Git is not a dependency manager. You should use the dependency manager your language provides and version your build manifest. Sometimes, however, you will want to include libraries or other "sub projects" in your repository. You have two options at this point: subtrees (nested repositories without metadata tracking); or submodules (Git is responsible for fetching dependencies). Submodules require very precise attention, and can be frustrating to work with.
- Subtree: An alternative to submodule
- As I Undertand Subtrees
- Mastering Subtrees
- Mastering Submodules
- Drupal and Submodules a great case study even if you don't use Drupal
The 50,000ft view of how teams work together. These resources focus on a manager's perspective of how a team makes decisions and works together. They rarely include references to Git.
Commit Messages and Commit Granularity
How often, and how much, you should include in your commits.
- Well-formed Commit Messages
- Drupal.org Standard for Commit Messages
- 5 Useful Tips for a Better Commit Message
- Using Notes to Amend Commit Messages
- The Case for Small, Logical Commits
If you're having a hard time wrapping your head around what Git is doing with individual commands, these resources will help you "see" what happens when you issue various commands.
- ungit a fantastic visualization tool for (smaller) git repositories
- Learn Git Branching an interactive demo
- Git for Ages 4 and Up
- GitVersionTree provides a top-to-bottom tree graph of your git branches

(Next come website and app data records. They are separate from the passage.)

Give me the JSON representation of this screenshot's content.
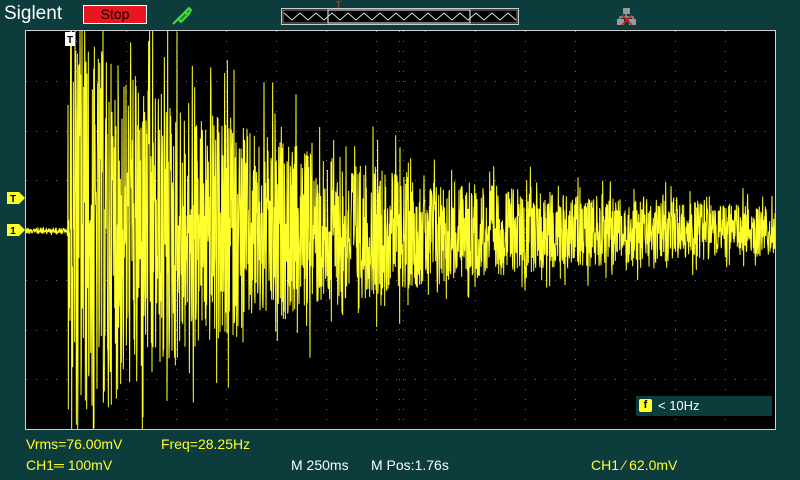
{
  "header": {
    "brand": "Siglent",
    "run_state": "Stop",
    "run_state_color": "#e8171f",
    "trigger_position_marker": "T"
  },
  "channel": {
    "trace_color": "#ffff2b",
    "ground_marker": "1",
    "trigger_level_marker": "T"
  },
  "trigger_filter": {
    "icon_label": "f",
    "text": "< 10Hz"
  },
  "measurements": {
    "vrms": "Vrms=76.00mV",
    "freq": "Freq=28.25Hz"
  },
  "status": {
    "channel_scale": "CH1═ 100mV",
    "timebase": "M 250ms",
    "position": "M Pos:1.76s",
    "trigger": "CH1 ∕ 62.0mV"
  },
  "icons": {
    "probe": "probe-icon",
    "network": "network-icon",
    "trigger_edge": "rising-edge-icon"
  }
}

- Git -- the big picture provides bottom-to-top tree graph of git branches
Slide Decks About Git
These are some of the ways other people have taught Git workshops.